Cases go to the SC on points of law. The Aasia Bibi case raises many such questions and the lawyers must use this opportunity to establish that the blasphemy law in its present shape contravenes our constitution. The Constitution of Pakistan, in its Article 8, declares all laws and usages in Pakistan void if they violate the fundamental rights spelt out by Articles 9-28 of the Constitution. Sometime back I had written a detailed piece on this issue. I will summarise some of the points I had earlier raised in my analysis. Our constitution derives its inspiration from the internationally recognised notion of equality of all citizens before the law. Besides guaranteeing fundamental rights like fair trial, freedom of speech and due process of law, Articles 20-22 guarantee all religious minorities of Pakistan equal rights of professing religion, running religious institutions and no discrimination in taxation matters. The upshot of specific fundamental rights is in Article 25 where all citizens have been declared equal before the law and entitled to equal protection of the law. It is therefore not difficult to conclude that our fundamental rights are based on the principal notion of equality of all citizens and even a hint of discrimination in valuing the life, liberty and dignity of any citizen would make any law, custom or usage void as per our constitution.

After the partition of India in 1947, both India and Pakistan adopted the same criminal code as one of the primary pillars of their legal systems. The chapter on religion-related offences was in line with the fundamental rights enshrined in the constitutions of both countries. Sections 295-298 of the penal codes made no distinction on the basis of religious faith and applied equally to all religious communities. They, therefore, reflected the spirit of non-discrimination guaranteed by the constitutions of the two countries. When Bangladesh came into being it also adopted this penal code and retained the same non-discriminatory provisions about religion-related offences. In Ziaul Haq’s era, insertions were made in chapter 15 of the penal code, categorising offences relating to religion. The non-discriminatory nature of the chapter was changed as the sensitivities of one religious community were valued much more than those of all other minorities. The rational scheme of one to three years of imprisonment also got lost by introduction of harsh punishments like death and life imprisonment.
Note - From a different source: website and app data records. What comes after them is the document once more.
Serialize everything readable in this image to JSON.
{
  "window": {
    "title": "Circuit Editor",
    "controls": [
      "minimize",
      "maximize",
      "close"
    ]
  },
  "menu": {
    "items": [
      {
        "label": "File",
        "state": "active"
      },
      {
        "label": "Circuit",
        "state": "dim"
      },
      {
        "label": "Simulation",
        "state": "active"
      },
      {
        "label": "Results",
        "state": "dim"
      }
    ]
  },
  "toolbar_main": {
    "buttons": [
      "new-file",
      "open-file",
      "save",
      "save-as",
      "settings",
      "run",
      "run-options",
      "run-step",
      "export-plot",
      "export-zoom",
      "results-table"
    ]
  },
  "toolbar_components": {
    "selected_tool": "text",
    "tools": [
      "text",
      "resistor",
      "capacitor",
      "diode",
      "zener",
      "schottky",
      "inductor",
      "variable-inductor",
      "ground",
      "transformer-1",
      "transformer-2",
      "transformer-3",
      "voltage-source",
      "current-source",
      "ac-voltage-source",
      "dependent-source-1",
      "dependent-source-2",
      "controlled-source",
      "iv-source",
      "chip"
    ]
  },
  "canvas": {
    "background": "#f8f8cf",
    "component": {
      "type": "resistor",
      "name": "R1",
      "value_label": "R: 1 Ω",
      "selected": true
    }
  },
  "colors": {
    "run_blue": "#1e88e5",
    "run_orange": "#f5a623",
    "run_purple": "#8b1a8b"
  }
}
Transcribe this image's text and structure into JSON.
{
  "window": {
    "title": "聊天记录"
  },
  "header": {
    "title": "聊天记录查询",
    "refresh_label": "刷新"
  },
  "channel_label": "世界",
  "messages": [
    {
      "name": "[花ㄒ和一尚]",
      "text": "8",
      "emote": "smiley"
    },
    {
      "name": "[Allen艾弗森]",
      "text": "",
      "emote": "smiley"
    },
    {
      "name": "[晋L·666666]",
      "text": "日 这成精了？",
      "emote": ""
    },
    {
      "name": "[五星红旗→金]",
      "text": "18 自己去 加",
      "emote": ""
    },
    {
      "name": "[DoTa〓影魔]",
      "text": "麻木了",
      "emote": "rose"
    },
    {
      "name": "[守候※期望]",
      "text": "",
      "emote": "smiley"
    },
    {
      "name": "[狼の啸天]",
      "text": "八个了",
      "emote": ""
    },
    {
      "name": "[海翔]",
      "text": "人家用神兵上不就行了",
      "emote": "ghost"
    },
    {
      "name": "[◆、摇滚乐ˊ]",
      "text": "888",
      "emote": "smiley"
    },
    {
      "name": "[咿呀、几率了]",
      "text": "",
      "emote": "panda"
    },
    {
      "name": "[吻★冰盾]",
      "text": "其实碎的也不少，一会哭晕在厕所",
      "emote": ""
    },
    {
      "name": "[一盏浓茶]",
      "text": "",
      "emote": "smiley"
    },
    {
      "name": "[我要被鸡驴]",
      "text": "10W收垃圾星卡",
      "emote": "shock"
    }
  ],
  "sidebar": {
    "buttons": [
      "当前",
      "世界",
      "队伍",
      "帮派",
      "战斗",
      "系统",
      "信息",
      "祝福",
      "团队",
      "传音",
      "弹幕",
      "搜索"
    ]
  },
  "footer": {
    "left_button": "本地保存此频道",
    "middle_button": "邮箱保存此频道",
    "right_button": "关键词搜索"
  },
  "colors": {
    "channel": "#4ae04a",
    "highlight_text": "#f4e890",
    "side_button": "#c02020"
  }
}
Aasia’s lawyers’ prayer should ask for a declaration that the blasphemy law in its current shape is discriminatory and hence unconstitutional. The law should revert to its original shape.